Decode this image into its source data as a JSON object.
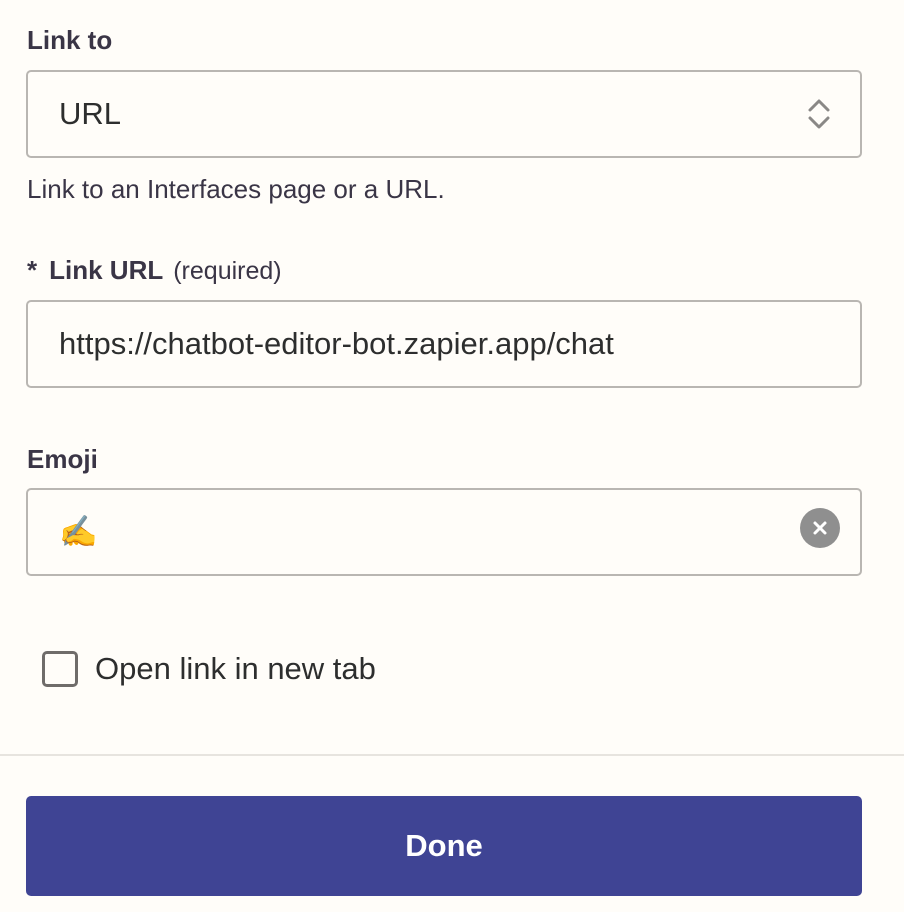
{
  "link_to": {
    "label": "Link to",
    "selected_value": "URL",
    "helper_text": "Link to an Interfaces page or a URL."
  },
  "link_url": {
    "required_star": "*",
    "label": "Link URL",
    "required_note": "(required)",
    "value": "https://chatbot-editor-bot.zapier.app/chat"
  },
  "emoji": {
    "label": "Emoji",
    "value": "✍️"
  },
  "open_in_new_tab": {
    "label": "Open link in new tab",
    "checked": false
  },
  "footer": {
    "done_label": "Done"
  },
  "colors": {
    "primary_button": "#3f4494",
    "background": "#fffdf9",
    "border": "#b9b6b2"
  }
}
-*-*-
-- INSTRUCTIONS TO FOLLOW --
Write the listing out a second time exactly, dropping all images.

-- RESPONSE BELOW --
Decode this image into its source data as a JSON object.
{
  "link_to": {
    "label": "Link to",
    "selected_value": "URL",
    "helper_text": "Link to an Interfaces page or a URL."
  },
  "link_url": {
    "required_star": "*",
    "label": "Link URL",
    "required_note": "(required)",
    "value": "https://chatbot-editor-bot.zapier.app/chat"
  },
  "emoji": {
    "label": "Emoji",
    "value": "✍️"
  },
  "open_in_new_tab": {
    "label": "Open link in new tab",
    "checked": false
  },
  "footer": {
    "done_label": "Done"
  },
  "colors": {
    "primary_button": "#3f4494",
    "background": "#fffdf9",
    "border": "#b9b6b2"
  }
}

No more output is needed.